----- Supplied entries -----

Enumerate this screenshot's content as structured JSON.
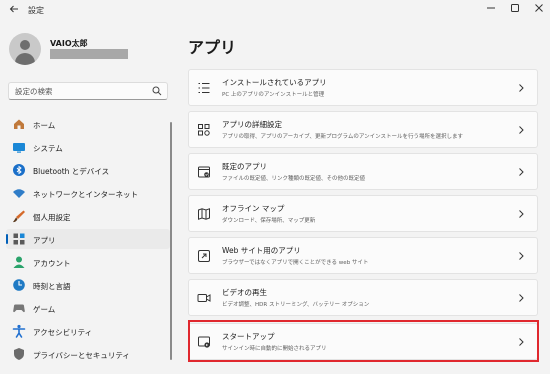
{
  "window": {
    "title": "設定",
    "back_icon": "back-arrow-icon",
    "controls": [
      "minimize-icon",
      "maximize-icon",
      "close-icon"
    ]
  },
  "profile": {
    "name": "VAIO太郎"
  },
  "search": {
    "placeholder": "設定の検索",
    "icon": "search-icon"
  },
  "sidebar": {
    "items": [
      {
        "label": "ホーム",
        "icon": "home-icon",
        "color": "#c0793b"
      },
      {
        "label": "システム",
        "icon": "system-icon",
        "color": "#1a87d6"
      },
      {
        "label": "Bluetooth とデバイス",
        "icon": "bluetooth-icon",
        "color": "#1a6fc9"
      },
      {
        "label": "ネットワークとインターネット",
        "icon": "wifi-icon",
        "color": "#2f7dc8"
      },
      {
        "label": "個人用設定",
        "icon": "brush-icon",
        "color": "#d56a2a"
      },
      {
        "label": "アプリ",
        "icon": "apps-icon",
        "color": "#5a5a5a",
        "active": true
      },
      {
        "label": "アカウント",
        "icon": "account-icon",
        "color": "#2aa36b"
      },
      {
        "label": "時刻と言語",
        "icon": "globe-clock-icon",
        "color": "#1f7ac4"
      },
      {
        "label": "ゲーム",
        "icon": "gamepad-icon",
        "color": "#777777"
      },
      {
        "label": "アクセシビリティ",
        "icon": "accessibility-icon",
        "color": "#1f6fd0"
      },
      {
        "label": "プライバシーとセキュリティ",
        "icon": "shield-icon",
        "color": "#6b6b6b"
      }
    ]
  },
  "main": {
    "title": "アプリ",
    "cards": [
      {
        "title": "インストールされているアプリ",
        "desc": "PC 上のアプリのアンインストールと管理",
        "icon": "installed-apps-icon"
      },
      {
        "title": "アプリの詳細設定",
        "desc": "アプリの取得、アプリのアーカイブ、更新プログラムのアンインストールを行う場所を選択します",
        "icon": "advanced-app-settings-icon"
      },
      {
        "title": "既定のアプリ",
        "desc": "ファイルの既定値、リンク種類の既定値、その他の既定値",
        "icon": "default-apps-icon"
      },
      {
        "title": "オフライン マップ",
        "desc": "ダウンロード、保存場所、マップ更新",
        "icon": "offline-maps-icon"
      },
      {
        "title": "Web サイト用のアプリ",
        "desc": "ブラウザーではなくアプリで開くことができる web サイト",
        "icon": "apps-for-websites-icon"
      },
      {
        "title": "ビデオの再生",
        "desc": "ビデオ調整、HDR ストリーミング、バッテリー オプション",
        "icon": "video-playback-icon"
      },
      {
        "title": "スタートアップ",
        "desc": "サインイン時に自動的に開始されるアプリ",
        "icon": "startup-icon"
      }
    ],
    "highlight_color": "#e0282e"
  }
}
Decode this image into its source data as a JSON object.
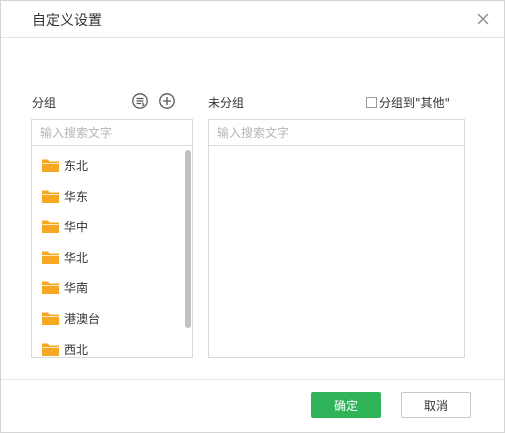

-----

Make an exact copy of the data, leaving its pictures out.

◆ Problem solution
Enumerate this screenshot's content as structured JSON.
{
  "window": {
    "title": "設定",
    "back_icon": "back-arrow-icon",
    "controls": [
      "minimize-icon",
      "maximize-icon",
      "close-icon"
    ]
  },
  "profile": {
    "name": "VAIO太郎"
  },
  "search": {
    "placeholder": "設定の検索",
    "icon": "search-icon"
  },
  "sidebar": {
    "items": [
      {
        "label": "ホーム",
        "icon": "home-icon",
        "color": "#c0793b"
      },
      {
        "label": "システム",
        "icon": "system-icon",
        "color": "#1a87d6"
      },
      {
        "label": "Bluetooth とデバイス",
        "icon": "bluetooth-icon",
        "color": "#1a6fc9"
      },
      {
        "label": "ネットワークとインターネット",
        "icon": "wifi-icon",
        "color": "#2f7dc8"
      },
      {
        "label": "個人用設定",
        "icon": "brush-icon",
        "color": "#d56a2a"
      },
      {
        "label": "アプリ",
        "icon": "apps-icon",
        "color": "#5a5a5a",
        "active": true
      },
      {
        "label": "アカウント",
        "icon": "account-icon",
        "color": "#2aa36b"
      },
      {
        "label": "時刻と言語",
        "icon": "globe-clock-icon",
        "color": "#1f7ac4"
      },
      {
        "label": "ゲーム",
        "icon": "gamepad-icon",
        "color": "#777777"
      },
      {
        "label": "アクセシビリティ",
        "icon": "accessibility-icon",
        "color": "#1f6fd0"
      },
      {
        "label": "プライバシーとセキュリティ",
        "icon": "shield-icon",
        "color": "#6b6b6b"
      }
    ]
  },
  "main": {
    "title": "アプリ",
    "cards": [
      {
        "title": "インストールされているアプリ",
        "desc": "PC 上のアプリのアンインストールと管理",
        "icon": "installed-apps-icon"
      },
      {
        "title": "アプリの詳細設定",
        "desc": "アプリの取得、アプリのアーカイブ、更新プログラムのアンインストールを行う場所を選択します",
        "icon": "advanced-app-settings-icon"
      },
      {
        "title": "既定のアプリ",
        "desc": "ファイルの既定値、リンク種類の既定値、その他の既定値",
        "icon": "default-apps-icon"
      },
      {
        "title": "オフライン マップ",
        "desc": "ダウンロード、保存場所、マップ更新",
        "icon": "offline-maps-icon"
      },
      {
        "title": "Web サイト用のアプリ",
        "desc": "ブラウザーではなくアプリで開くことができる web サイト",
        "icon": "apps-for-websites-icon"
      },
      {
        "title": "ビデオの再生",
        "desc": "ビデオ調整、HDR ストリーミング、バッテリー オプション",
        "icon": "video-playback-icon"
      },
      {
        "title": "スタートアップ",
        "desc": "サインイン時に自動的に開始されるアプリ",
        "icon": "startup-icon"
      }
    ],
    "highlight_color": "#e0282e"
  }
}
Decode this image into its source data as a JSON object.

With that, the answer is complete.